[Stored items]

------------------------------------

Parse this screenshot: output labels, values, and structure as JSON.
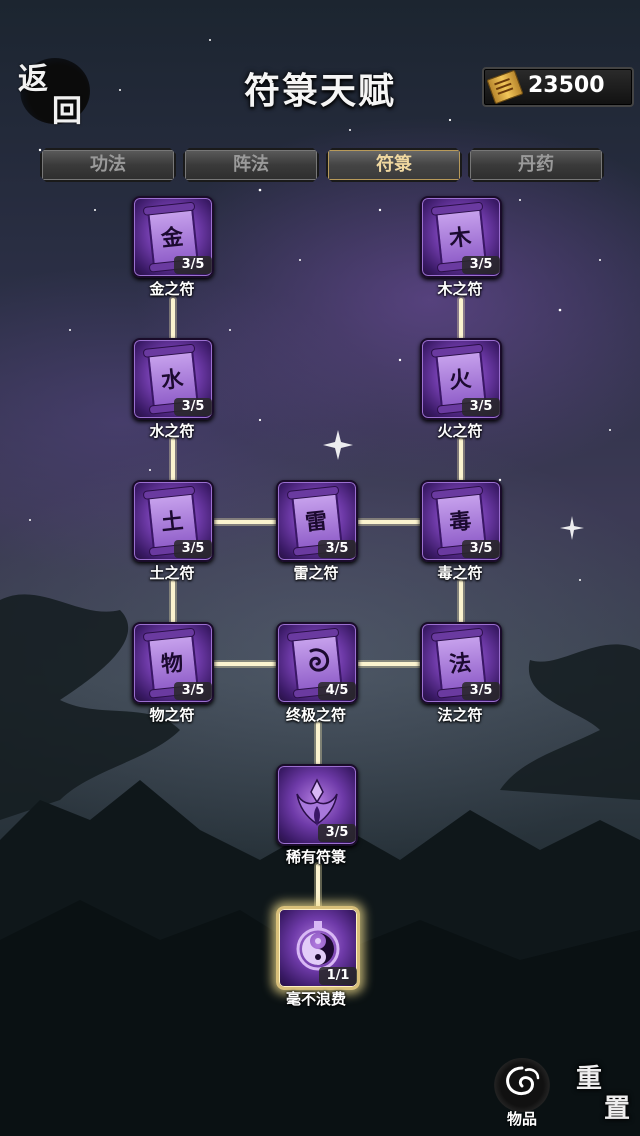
{
  "header": {
    "back": [
      "返",
      "回"
    ],
    "title": "符箓天赋",
    "currency": {
      "icon": "ticket-icon",
      "amount": "23500"
    }
  },
  "tabs": [
    {
      "label": "功法",
      "active": false
    },
    {
      "label": "阵法",
      "active": false
    },
    {
      "label": "符箓",
      "active": true
    },
    {
      "label": "丹药",
      "active": false
    }
  ],
  "talents": {
    "metal": {
      "glyph": "金",
      "level": "3/5",
      "label": "金之符"
    },
    "wood": {
      "glyph": "木",
      "level": "3/5",
      "label": "木之符"
    },
    "water": {
      "glyph": "水",
      "level": "3/5",
      "label": "水之符"
    },
    "fire": {
      "glyph": "火",
      "level": "3/5",
      "label": "火之符"
    },
    "earth": {
      "glyph": "土",
      "level": "3/5",
      "label": "土之符"
    },
    "thunder": {
      "glyph": "雷",
      "level": "3/5",
      "label": "雷之符"
    },
    "poison": {
      "glyph": "毒",
      "level": "3/5",
      "label": "毒之符"
    },
    "physical": {
      "glyph": "物",
      "level": "3/5",
      "label": "物之符"
    },
    "ultimate": {
      "glyph": "",
      "icon": "spiral-icon",
      "level": "4/5",
      "label": "终极之符"
    },
    "magic": {
      "glyph": "法",
      "level": "3/5",
      "label": "法之符"
    },
    "rare": {
      "icon": "flame-crest-icon",
      "level": "3/5",
      "label": "稀有符箓"
    },
    "nowaste": {
      "icon": "yin-yang-icon",
      "level": "1/1",
      "label": "毫不浪费"
    }
  },
  "footer": {
    "items_label": "物品",
    "reset": [
      "重",
      "置"
    ]
  },
  "colors": {
    "node_purple": "#6e3aa8",
    "link_glow": "#f5e9b0",
    "maxed_border": "#d9c07a"
  }
}
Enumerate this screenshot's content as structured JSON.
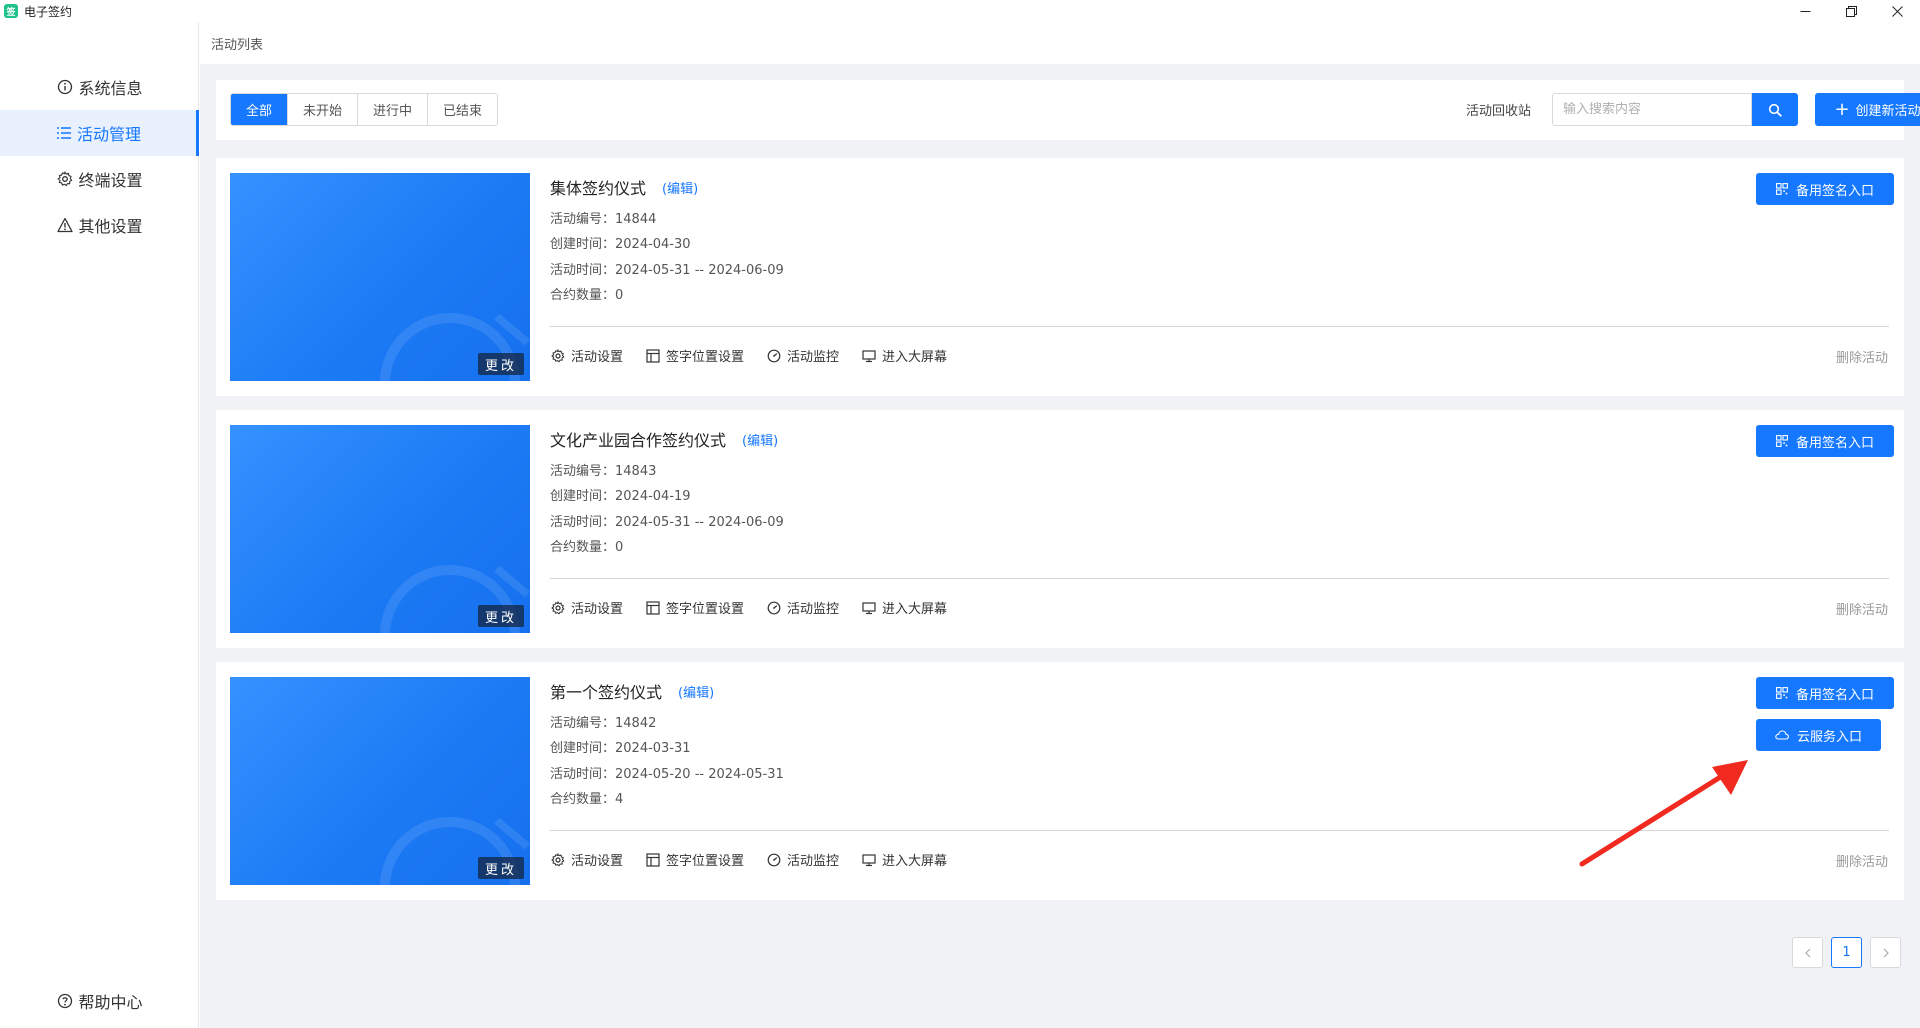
{
  "app": {
    "title": "电子签约",
    "icon_text": "签"
  },
  "window_controls": [
    "minimize-icon",
    "restore-icon",
    "close-icon"
  ],
  "sidebar": {
    "items": [
      {
        "label": "系统信息",
        "icon": "info-icon",
        "active": false
      },
      {
        "label": "活动管理",
        "icon": "list-icon",
        "active": true
      },
      {
        "label": "终端设置",
        "icon": "gear-icon",
        "active": false
      },
      {
        "label": "其他设置",
        "icon": "warning-icon",
        "active": false
      }
    ],
    "help": {
      "label": "帮助中心",
      "icon": "help-icon"
    }
  },
  "breadcrumb": "活动列表",
  "filters": {
    "tabs": [
      "全部",
      "未开始",
      "进行中",
      "已结束"
    ],
    "active_index": 0
  },
  "toolbar": {
    "recycle_label": "活动回收站",
    "search_placeholder": "输入搜索内容",
    "create_label": "创建新活动"
  },
  "card_labels": {
    "edit": "(编辑)",
    "change": "更改",
    "id_label": "活动编号：",
    "created_label": "创建时间：",
    "period_label": "活动时间：",
    "count_label": "合约数量：",
    "actions": {
      "settings": "活动设置",
      "sign_position": "签字位置设置",
      "monitor": "活动监控",
      "big_screen": "进入大屏幕"
    },
    "delete": "删除活动",
    "backup": "备用签名入口",
    "cloud": "云服务入口"
  },
  "activities": [
    {
      "title": "集体签约仪式",
      "id": "14844",
      "created": "2024-04-30",
      "period": "2024-05-31 -- 2024-06-09",
      "count": "0",
      "has_cloud": false
    },
    {
      "title": "文化产业园合作签约仪式",
      "id": "14843",
      "created": "2024-04-19",
      "period": "2024-05-31 -- 2024-06-09",
      "count": "0",
      "has_cloud": false
    },
    {
      "title": "第一个签约仪式",
      "id": "14842",
      "created": "2024-03-31",
      "period": "2024-05-20 -- 2024-05-31",
      "count": "4",
      "has_cloud": true
    }
  ],
  "pagination": {
    "prev": "<",
    "current": "1",
    "next": ">"
  },
  "colors": {
    "primary": "#1677ff",
    "annotation_arrow": "#f02a1f",
    "page_bg": "#f0f2f5"
  }
}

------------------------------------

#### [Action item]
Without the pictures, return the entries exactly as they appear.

#### [Exercise solution]
Parse this screenshot: output labels, values, and structure as JSON.
{
  "header": {
    "back": [
      "返",
      "回"
    ],
    "title": "符箓天赋",
    "currency": {
      "icon": "ticket-icon",
      "amount": "23500"
    }
  },
  "tabs": [
    {
      "label": "功法",
      "active": false
    },
    {
      "label": "阵法",
      "active": false
    },
    {
      "label": "符箓",
      "active": true
    },
    {
      "label": "丹药",
      "active": false
    }
  ],
  "talents": {
    "metal": {
      "glyph": "金",
      "level": "3/5",
      "label": "金之符"
    },
    "wood": {
      "glyph": "木",
      "level": "3/5",
      "label": "木之符"
    },
    "water": {
      "glyph": "水",
      "level": "3/5",
      "label": "水之符"
    },
    "fire": {
      "glyph": "火",
      "level": "3/5",
      "label": "火之符"
    },
    "earth": {
      "glyph": "土",
      "level": "3/5",
      "label": "土之符"
    },
    "thunder": {
      "glyph": "雷",
      "level": "3/5",
      "label": "雷之符"
    },
    "poison": {
      "glyph": "毒",
      "level": "3/5",
      "label": "毒之符"
    },
    "physical": {
      "glyph": "物",
      "level": "3/5",
      "label": "物之符"
    },
    "ultimate": {
      "glyph": "",
      "icon": "spiral-icon",
      "level": "4/5",
      "label": "终极之符"
    },
    "magic": {
      "glyph": "法",
      "level": "3/5",
      "label": "法之符"
    },
    "rare": {
      "icon": "flame-crest-icon",
      "level": "3/5",
      "label": "稀有符箓"
    },
    "nowaste": {
      "icon": "yin-yang-icon",
      "level": "1/1",
      "label": "毫不浪费"
    }
  },
  "footer": {
    "items_label": "物品",
    "reset": [
      "重",
      "置"
    ]
  },
  "colors": {
    "node_purple": "#6e3aa8",
    "link_glow": "#f5e9b0",
    "maxed_border": "#d9c07a"
  }
}
Enumerate this screenshot's content as structured JSON.
{
  "app": {
    "title": "电子签约",
    "icon_text": "签"
  },
  "window_controls": [
    "minimize-icon",
    "restore-icon",
    "close-icon"
  ],
  "sidebar": {
    "items": [
      {
        "label": "系统信息",
        "icon": "info-icon",
        "active": false
      },
      {
        "label": "活动管理",
        "icon": "list-icon",
        "active": true
      },
      {
        "label": "终端设置",
        "icon": "gear-icon",
        "active": false
      },
      {
        "label": "其他设置",
        "icon": "warning-icon",
        "active": false
      }
    ],
    "help": {
      "label": "帮助中心",
      "icon": "help-icon"
    }
  },
  "breadcrumb": "活动列表",
  "filters": {
    "tabs": [
      "全部",
      "未开始",
      "进行中",
      "已结束"
    ],
    "active_index": 0
  },
  "toolbar": {
    "recycle_label": "活动回收站",
    "search_placeholder": "输入搜索内容",
    "create_label": "创建新活动"
  },
  "card_labels": {
    "edit": "(编辑)",
    "change": "更改",
    "id_label": "活动编号：",
    "created_label": "创建时间：",
    "period_label": "活动时间：",
    "count_label": "合约数量：",
    "actions": {
      "settings": "活动设置",
      "sign_position": "签字位置设置",
      "monitor": "活动监控",
      "big_screen": "进入大屏幕"
    },
    "delete": "删除活动",
    "backup": "备用签名入口",
    "cloud": "云服务入口"
  },
  "activities": [
    {
      "title": "集体签约仪式",
      "id": "14844",
      "created": "2024-04-30",
      "period": "2024-05-31 -- 2024-06-09",
      "count": "0",
      "has_cloud": false
    },
    {
      "title": "文化产业园合作签约仪式",
      "id": "14843",
      "created": "2024-04-19",
      "period": "2024-05-31 -- 2024-06-09",
      "count": "0",
      "has_cloud": false
    },
    {
      "title": "第一个签约仪式",
      "id": "14842",
      "created": "2024-03-31",
      "period": "2024-05-20 -- 2024-05-31",
      "count": "4",
      "has_cloud": true
    }
  ],
  "pagination": {
    "prev": "<",
    "current": "1",
    "next": ">"
  },
  "colors": {
    "primary": "#1677ff",
    "annotation_arrow": "#f02a1f",
    "page_bg": "#f0f2f5"
  }
}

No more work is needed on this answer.